“Uh-huh.” Twilight scribbled Sunset’s response, then came to an abrupt stop. “Oh!” She dropped the chalk. “Sunset, I’m so sorry! I got caught up in thinking again!”
Sunset released the tension in her jaw. “It’s fine.”
Twilight wiped her chalky fingers on her pants. “No, it was insensitive.” She took Sunset by the hand. “I should have known better. I’m sorry.”
“Really, it’s fine. I need to stop being so sensitive about it.”
“I think you have every right to be sensitive about it. We can stop if you want.”
Sunset looked at the boards, hers covered in eraser smudges and poor drawings, and Twilight’s already decorated with tiny handwriting and a diagram. “No. I said I would give you a magic lesson, and that’s what I’m going to do.” She tapped Twilight’s nose. “Just… think before you speak, okay?”
Twilight bobbed her head. “Deal!”
The lesson continued, moving away from rainbow friendship lasers and back to magic proper, Sunset trying her best to explain how magic became pure energy. Twilight with her furious notetaking wrote down every word Sunset said, even some of her ‘umms’ as Sunset found out later.
The night wore on until Shining came in to remind them they still had school in the morning. He stopped and stared at Twilight’s blackboard drawings. “What are you two even doing in here?”

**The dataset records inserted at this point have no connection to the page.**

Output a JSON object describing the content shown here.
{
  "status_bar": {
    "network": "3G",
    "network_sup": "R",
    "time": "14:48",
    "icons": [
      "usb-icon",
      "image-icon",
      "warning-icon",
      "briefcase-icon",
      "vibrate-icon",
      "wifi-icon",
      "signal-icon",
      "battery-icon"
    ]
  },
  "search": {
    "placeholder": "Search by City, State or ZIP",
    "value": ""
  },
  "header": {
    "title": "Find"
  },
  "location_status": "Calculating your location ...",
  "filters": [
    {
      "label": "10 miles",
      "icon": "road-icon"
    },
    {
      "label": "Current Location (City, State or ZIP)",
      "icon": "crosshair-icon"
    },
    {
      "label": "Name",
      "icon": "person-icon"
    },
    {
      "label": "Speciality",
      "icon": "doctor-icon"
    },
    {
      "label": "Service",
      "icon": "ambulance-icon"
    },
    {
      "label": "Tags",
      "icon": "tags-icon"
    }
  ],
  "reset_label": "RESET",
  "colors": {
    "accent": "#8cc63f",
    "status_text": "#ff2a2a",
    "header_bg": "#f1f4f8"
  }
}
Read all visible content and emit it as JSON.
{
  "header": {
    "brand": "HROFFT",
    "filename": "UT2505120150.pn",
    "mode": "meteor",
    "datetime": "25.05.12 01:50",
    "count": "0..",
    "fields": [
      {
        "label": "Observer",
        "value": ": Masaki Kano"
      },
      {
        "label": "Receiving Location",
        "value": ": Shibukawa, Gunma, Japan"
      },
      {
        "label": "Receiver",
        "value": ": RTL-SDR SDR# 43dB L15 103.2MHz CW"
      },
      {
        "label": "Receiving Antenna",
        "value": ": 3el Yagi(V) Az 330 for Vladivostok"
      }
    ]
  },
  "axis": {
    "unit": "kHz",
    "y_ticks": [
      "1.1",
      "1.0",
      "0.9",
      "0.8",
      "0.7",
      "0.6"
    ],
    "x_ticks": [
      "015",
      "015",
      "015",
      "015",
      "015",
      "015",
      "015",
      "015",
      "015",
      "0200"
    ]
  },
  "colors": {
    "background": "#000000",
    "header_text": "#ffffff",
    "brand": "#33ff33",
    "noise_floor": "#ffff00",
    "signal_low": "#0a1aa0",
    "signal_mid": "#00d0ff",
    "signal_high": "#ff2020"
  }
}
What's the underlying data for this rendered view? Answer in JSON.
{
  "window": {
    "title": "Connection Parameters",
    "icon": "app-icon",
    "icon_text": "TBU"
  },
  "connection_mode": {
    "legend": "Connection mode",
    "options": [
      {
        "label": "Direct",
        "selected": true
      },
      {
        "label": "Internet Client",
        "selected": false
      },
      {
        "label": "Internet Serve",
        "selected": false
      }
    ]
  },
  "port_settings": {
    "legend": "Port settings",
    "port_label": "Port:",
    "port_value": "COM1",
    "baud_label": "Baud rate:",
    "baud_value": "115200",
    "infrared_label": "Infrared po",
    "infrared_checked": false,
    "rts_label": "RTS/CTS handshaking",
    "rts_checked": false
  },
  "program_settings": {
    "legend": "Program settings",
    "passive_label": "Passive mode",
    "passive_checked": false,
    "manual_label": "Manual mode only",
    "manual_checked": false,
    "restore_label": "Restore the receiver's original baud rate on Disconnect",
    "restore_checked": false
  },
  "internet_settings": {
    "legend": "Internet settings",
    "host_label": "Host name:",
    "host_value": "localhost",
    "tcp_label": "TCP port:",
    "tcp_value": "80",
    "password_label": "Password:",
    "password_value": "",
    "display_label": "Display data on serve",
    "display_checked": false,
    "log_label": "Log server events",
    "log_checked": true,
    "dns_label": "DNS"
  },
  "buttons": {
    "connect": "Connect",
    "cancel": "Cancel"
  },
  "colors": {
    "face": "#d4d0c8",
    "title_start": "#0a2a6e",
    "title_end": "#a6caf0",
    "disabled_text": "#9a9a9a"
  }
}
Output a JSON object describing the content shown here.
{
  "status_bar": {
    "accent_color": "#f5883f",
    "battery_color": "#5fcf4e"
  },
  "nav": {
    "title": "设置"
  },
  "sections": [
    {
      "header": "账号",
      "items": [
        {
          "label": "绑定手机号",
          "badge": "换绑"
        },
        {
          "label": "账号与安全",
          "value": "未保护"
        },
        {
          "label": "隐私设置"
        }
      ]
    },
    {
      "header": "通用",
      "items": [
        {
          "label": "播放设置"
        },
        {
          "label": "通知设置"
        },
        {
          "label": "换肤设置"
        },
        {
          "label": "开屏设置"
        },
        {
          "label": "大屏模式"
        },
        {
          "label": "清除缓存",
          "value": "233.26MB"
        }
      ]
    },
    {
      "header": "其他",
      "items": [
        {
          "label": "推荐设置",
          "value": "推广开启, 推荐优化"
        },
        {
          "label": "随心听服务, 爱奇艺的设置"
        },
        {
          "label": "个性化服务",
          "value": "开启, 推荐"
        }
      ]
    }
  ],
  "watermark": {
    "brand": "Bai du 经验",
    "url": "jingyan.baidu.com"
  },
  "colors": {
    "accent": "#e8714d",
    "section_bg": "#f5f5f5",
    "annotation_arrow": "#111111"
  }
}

“Learning!” Twilight said chipperly.
“I’m teaching Twilight about magic.”
Shining ran a hand down his face. “Right. The whole ‘from another dimension’ thing. Jury’s still out on whether or not I believe you.”
“She’s telling the truth! I have proof, see?” Twilight pointed the board. “Well… kinda. I’ll solve all of this eventually.”
“In the meantime, you both need sleep.” Shining gestured them out of the garage. “Always nice seeing you Sunset,” he said as they walked to the front door.
“Likewise, Detective.” She gave Twilight a short kiss and Shining a toothy grin. “See you tomorrow.”
“Good night, Shim!”
Sunset flinched on her way down the porch steps. Yeah, we’re gonna have to talk about that later.